‘Twas my birthday yesterday and apart from a gorgeous Radley handbag, Mum and Dad gave me a couple of knitting books:
Nursery Knits by Zoe Mellor
And Easy Knits by Debbie Bliss
The best of the knitting gifts though was a sign from one of my non-knitting friends.
I don’t know where he saw it but it’s perfect!
We’ve got a number of computer books at work, which we no longer need.
To view the titles, please click here to go to our website.
If you are interested in purchasing any of the books, please get in touch.
We had a package from Amazon last week, which included a copy of Divas Don’t Knit. I’d not read any knitting novels before, but I’ve got so obsessed with knitting I thought that it might be fun to read one.
Recently widowed Jo McKenzie moves back to her home town in Kent with her two children to start a new life, leaving the rat race of London behind them, and taking over the running of her Gran’s yarn shop. The store is pretty much as it was when it first opened decades earlier so Jo is keen to put her stamp on it and bring it up to date with gorgeous new yarns, interesting window displays and the setting up of a Stitch ‘n’ Bitch group where she forms new friendships with other women in the town as she teaches them to knit. If only she can persuade dear old Elsie, the shop assistant, to move with the times too!

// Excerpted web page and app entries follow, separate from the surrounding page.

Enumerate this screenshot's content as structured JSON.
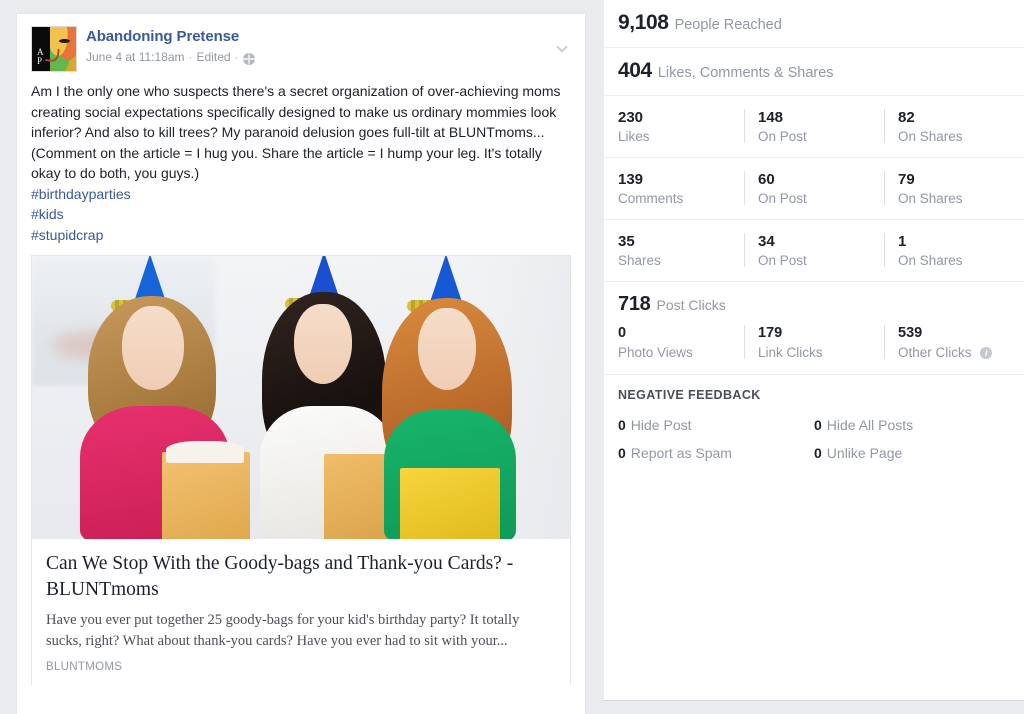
{
  "post": {
    "page_name": "Abandoning Pretense",
    "timestamp": "June 4 at 11:18am",
    "edited_label": "Edited",
    "separator": "·",
    "privacy_icon": "globe-icon",
    "menu_icon": "chevron-down-icon",
    "avatar_monogram": "A\nP",
    "message": "Am I the only one who suspects there's a secret organization of over-achieving moms creating social expectations specifically designed to make us ordinary mommies look inferior? And also to kill trees? My paranoid delusion goes full-tilt at BLUNTmoms... (Comment on the article = I hug you. Share the article = I hump your leg. It's totally okay to do both, you guys.)",
    "hashtags": [
      "#birthdayparties",
      "#kids",
      "#stupidcrap"
    ],
    "link_preview": {
      "title": "Can We Stop With the Goody-bags and Thank-you Cards? - BLUNTmoms",
      "description": "Have you ever put together 25 goody-bags for your kid's birthday party? It totally sucks, right? What about thank-you cards? Have you ever had to sit with your...",
      "domain": "BLUNTMOMS",
      "image_alt": "Three women wearing blue party hats holding gift boxes and blowing party horns"
    },
    "colors": {
      "link": "#3b5998",
      "text": "#1d2129",
      "muted": "#9197a3"
    }
  },
  "insights": {
    "reach": {
      "value": "9,108",
      "label": "People Reached"
    },
    "engagement": {
      "value": "404",
      "label": "Likes, Comments & Shares"
    },
    "rows": [
      {
        "total": {
          "value": "230",
          "label": "Likes"
        },
        "on_post": {
          "value": "148",
          "label": "On Post"
        },
        "on_shares": {
          "value": "82",
          "label": "On Shares"
        }
      },
      {
        "total": {
          "value": "139",
          "label": "Comments"
        },
        "on_post": {
          "value": "60",
          "label": "On Post"
        },
        "on_shares": {
          "value": "79",
          "label": "On Shares"
        }
      },
      {
        "total": {
          "value": "35",
          "label": "Shares"
        },
        "on_post": {
          "value": "34",
          "label": "On Post"
        },
        "on_shares": {
          "value": "1",
          "label": "On Shares"
        }
      }
    ],
    "clicks": {
      "total": {
        "value": "718",
        "label": "Post Clicks"
      },
      "photo_views": {
        "value": "0",
        "label": "Photo Views"
      },
      "link_clicks": {
        "value": "179",
        "label": "Link Clicks"
      },
      "other_clicks": {
        "value": "539",
        "label": "Other Clicks",
        "info_icon": "info-icon"
      }
    },
    "negative_feedback": {
      "title": "NEGATIVE FEEDBACK",
      "items": [
        {
          "value": "0",
          "label": "Hide Post"
        },
        {
          "value": "0",
          "label": "Hide All Posts"
        },
        {
          "value": "0",
          "label": "Report as Spam"
        },
        {
          "value": "0",
          "label": "Unlike Page"
        }
      ]
    }
  }
}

It’s a humourous novel with some charming observations on life, love and friendship. I laughed out loud at some of the antics of the character two young children and delighted in the love the friends show to one another as they look out for each other’s best interests.
There’s a sequel in the pipeline and I will definitely want to pick up a copy of that because the book ended with lots of potential for storylines to develop further.
All in all – definitely recommended for a spot of light reading.
I thought that I’d write a short book review of The Knitter’s Bible: The Complete Handbook for Creative Knitters by Claire Crompton, which my Mum gave me for my birthday last month (I’ve been 30 for a month already – where is time going – ugh!)
The book is proving to be an excellent tool as I learn to knit. The first section takes beginners through the basics of casting on/off, knit and purl, increasing and decreasing and demonstrates both the Continental and English techniques. It also explains the differences between different yarns which I thought was helpful for beginners and there is a long list of knitting pattern abbreviations and what they mean. The instructions are easy to follow and there are clear diagrams to explain where to put the needle and yarn.
For knitters who are beyond the basics, the book gently guides you through other more advanced techniques, such as Cables, Intarsia, Fair Isle, Circular Knitting, Twisting stitches, Entrelac and more.
A stitch library is also included as well as helpful instructions on how to fix your knitting when it all goes wrong!
The book also features patterns for a variety of projects, which allow to you have a go at the various techniques.